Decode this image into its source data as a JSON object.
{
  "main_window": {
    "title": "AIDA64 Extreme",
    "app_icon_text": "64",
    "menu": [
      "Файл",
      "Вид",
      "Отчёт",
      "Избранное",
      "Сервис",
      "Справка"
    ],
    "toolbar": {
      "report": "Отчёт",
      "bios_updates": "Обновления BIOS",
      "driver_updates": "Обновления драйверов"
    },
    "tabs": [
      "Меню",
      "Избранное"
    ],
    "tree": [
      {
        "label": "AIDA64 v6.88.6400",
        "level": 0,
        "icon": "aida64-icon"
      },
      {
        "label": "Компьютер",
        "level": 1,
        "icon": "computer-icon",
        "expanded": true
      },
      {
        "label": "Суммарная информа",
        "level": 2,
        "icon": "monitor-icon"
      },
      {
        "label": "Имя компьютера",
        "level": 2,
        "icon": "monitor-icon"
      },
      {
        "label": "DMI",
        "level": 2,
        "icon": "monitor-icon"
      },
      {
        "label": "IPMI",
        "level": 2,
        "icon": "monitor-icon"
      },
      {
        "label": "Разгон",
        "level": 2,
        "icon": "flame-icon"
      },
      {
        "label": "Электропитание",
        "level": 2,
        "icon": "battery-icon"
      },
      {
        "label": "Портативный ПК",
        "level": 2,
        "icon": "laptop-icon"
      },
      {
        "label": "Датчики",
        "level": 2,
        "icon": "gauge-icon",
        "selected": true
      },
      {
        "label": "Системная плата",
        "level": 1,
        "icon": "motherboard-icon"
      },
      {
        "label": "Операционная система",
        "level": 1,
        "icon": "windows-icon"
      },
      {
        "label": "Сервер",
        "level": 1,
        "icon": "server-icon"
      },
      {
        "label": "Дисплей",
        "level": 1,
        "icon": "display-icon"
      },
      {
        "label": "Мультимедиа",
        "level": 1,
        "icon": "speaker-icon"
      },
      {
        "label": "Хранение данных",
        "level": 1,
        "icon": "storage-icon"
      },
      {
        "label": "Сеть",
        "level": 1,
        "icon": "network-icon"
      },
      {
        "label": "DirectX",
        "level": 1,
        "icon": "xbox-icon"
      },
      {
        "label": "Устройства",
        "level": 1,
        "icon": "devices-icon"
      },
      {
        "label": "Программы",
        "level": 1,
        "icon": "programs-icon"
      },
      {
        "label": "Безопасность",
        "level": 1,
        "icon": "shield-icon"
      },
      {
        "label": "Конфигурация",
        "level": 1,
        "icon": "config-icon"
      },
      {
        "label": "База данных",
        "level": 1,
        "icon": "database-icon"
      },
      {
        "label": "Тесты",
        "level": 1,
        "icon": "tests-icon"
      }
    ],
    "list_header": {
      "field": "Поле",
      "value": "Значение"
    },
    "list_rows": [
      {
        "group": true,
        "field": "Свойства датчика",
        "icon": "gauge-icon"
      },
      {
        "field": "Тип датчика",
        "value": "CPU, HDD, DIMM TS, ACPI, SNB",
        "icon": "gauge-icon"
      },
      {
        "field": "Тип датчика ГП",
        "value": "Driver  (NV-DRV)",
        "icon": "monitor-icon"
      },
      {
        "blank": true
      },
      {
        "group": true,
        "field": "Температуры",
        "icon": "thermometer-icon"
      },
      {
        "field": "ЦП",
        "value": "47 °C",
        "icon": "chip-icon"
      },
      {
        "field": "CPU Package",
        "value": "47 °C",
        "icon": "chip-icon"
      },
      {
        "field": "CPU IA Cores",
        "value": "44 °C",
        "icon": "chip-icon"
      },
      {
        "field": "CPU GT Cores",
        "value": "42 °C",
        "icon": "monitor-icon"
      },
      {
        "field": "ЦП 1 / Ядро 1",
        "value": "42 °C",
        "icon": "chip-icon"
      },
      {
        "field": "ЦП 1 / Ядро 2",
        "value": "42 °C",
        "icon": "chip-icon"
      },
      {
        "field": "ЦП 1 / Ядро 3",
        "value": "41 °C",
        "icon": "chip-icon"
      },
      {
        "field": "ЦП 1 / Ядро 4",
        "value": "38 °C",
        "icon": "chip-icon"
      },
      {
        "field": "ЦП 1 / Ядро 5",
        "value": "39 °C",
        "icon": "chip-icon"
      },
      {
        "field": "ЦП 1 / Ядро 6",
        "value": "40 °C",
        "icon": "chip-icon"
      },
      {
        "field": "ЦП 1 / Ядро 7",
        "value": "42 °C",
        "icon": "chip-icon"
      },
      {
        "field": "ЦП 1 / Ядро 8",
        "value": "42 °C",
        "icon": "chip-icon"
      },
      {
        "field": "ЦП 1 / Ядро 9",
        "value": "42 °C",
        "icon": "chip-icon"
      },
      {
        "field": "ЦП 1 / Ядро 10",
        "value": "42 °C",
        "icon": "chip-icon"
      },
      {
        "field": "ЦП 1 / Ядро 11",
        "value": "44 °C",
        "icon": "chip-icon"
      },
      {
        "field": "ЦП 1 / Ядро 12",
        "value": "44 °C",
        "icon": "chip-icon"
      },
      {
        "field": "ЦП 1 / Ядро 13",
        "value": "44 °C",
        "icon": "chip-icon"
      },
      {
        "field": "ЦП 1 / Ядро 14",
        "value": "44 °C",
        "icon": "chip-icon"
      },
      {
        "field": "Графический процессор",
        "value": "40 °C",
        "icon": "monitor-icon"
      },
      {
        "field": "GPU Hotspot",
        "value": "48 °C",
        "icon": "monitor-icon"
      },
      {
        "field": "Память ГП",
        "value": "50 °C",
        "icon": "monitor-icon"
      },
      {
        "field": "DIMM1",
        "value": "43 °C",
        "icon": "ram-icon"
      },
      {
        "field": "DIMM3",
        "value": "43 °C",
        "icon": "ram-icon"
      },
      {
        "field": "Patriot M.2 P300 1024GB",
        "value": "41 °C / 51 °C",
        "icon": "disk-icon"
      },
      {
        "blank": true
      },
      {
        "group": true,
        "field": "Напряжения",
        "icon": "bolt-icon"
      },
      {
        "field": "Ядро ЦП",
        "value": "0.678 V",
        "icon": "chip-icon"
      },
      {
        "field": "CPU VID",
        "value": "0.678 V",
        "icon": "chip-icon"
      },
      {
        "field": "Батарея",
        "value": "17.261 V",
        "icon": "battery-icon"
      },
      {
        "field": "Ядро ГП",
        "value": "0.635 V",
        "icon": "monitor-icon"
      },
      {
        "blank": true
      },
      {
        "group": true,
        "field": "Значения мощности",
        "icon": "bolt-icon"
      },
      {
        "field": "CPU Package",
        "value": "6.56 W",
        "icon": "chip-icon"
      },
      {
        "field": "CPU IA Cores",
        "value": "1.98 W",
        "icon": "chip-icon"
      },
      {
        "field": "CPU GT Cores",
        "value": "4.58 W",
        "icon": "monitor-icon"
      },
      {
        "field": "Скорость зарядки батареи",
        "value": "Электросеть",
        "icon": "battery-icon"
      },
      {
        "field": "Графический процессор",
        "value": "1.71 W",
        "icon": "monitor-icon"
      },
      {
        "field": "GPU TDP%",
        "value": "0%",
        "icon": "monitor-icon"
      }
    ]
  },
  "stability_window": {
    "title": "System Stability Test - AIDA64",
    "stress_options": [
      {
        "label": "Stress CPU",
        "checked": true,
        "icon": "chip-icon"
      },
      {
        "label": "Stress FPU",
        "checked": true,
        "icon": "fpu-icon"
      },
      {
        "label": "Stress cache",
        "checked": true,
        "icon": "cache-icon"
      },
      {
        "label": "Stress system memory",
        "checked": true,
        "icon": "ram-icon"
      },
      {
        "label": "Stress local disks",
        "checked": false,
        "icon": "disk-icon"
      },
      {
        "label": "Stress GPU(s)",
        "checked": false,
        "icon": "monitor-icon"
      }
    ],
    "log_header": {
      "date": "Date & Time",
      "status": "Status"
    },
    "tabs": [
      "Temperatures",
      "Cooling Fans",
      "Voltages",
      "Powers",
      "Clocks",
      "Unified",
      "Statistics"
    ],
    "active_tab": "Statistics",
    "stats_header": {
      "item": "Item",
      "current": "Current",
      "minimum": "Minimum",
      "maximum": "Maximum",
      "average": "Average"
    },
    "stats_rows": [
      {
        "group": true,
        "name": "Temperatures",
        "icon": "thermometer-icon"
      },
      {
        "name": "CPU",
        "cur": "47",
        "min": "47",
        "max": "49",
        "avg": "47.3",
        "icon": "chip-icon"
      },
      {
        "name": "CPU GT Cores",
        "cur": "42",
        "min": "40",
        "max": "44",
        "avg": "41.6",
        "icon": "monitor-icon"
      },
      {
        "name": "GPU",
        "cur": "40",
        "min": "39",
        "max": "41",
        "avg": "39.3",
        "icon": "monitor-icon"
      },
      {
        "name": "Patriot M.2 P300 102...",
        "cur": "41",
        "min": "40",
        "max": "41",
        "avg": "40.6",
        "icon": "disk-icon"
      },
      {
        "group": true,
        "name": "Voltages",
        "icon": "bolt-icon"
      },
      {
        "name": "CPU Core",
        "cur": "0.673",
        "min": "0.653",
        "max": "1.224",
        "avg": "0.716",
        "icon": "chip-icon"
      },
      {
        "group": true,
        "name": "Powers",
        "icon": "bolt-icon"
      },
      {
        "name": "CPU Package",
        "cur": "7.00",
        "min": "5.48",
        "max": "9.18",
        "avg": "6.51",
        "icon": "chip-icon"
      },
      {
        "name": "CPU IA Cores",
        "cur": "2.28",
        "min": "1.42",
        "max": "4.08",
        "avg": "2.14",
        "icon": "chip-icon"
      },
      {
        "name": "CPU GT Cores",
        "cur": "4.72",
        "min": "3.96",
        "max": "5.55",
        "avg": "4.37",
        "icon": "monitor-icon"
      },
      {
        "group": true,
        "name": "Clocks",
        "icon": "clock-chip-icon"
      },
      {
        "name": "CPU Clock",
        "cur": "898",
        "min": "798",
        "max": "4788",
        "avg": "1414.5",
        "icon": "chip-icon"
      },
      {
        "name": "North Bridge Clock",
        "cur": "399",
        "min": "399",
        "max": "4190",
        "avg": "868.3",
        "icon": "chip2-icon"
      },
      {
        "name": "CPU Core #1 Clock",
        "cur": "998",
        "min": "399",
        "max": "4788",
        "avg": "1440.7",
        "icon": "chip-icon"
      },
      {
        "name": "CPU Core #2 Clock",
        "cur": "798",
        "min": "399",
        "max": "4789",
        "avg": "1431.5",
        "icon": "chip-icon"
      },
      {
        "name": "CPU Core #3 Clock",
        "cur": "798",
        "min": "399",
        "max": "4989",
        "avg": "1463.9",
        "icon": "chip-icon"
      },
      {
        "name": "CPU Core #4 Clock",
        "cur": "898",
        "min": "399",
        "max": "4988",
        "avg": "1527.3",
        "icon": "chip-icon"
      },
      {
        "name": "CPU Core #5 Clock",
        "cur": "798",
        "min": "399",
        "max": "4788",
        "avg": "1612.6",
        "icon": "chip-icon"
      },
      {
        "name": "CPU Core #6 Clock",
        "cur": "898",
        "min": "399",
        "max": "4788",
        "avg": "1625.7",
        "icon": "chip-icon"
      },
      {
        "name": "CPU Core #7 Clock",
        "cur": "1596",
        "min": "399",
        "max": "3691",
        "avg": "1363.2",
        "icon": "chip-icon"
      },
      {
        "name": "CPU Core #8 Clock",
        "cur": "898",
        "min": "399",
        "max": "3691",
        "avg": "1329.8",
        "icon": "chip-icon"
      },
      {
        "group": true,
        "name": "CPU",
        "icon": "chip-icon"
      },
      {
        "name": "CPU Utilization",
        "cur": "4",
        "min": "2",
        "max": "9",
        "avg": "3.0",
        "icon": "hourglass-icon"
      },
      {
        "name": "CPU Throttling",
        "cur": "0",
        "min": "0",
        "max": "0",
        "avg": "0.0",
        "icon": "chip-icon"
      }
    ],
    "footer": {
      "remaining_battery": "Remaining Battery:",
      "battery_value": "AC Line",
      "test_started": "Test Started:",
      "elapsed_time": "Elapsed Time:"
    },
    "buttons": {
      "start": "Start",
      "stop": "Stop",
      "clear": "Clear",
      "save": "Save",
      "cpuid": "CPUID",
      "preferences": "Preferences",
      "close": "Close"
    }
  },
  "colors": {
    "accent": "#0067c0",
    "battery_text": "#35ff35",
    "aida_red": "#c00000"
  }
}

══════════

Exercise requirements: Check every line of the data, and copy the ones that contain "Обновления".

Response below:
      "bios_updates": "Обновления BIOS",
      "driver_updates": "Обновления драйверов"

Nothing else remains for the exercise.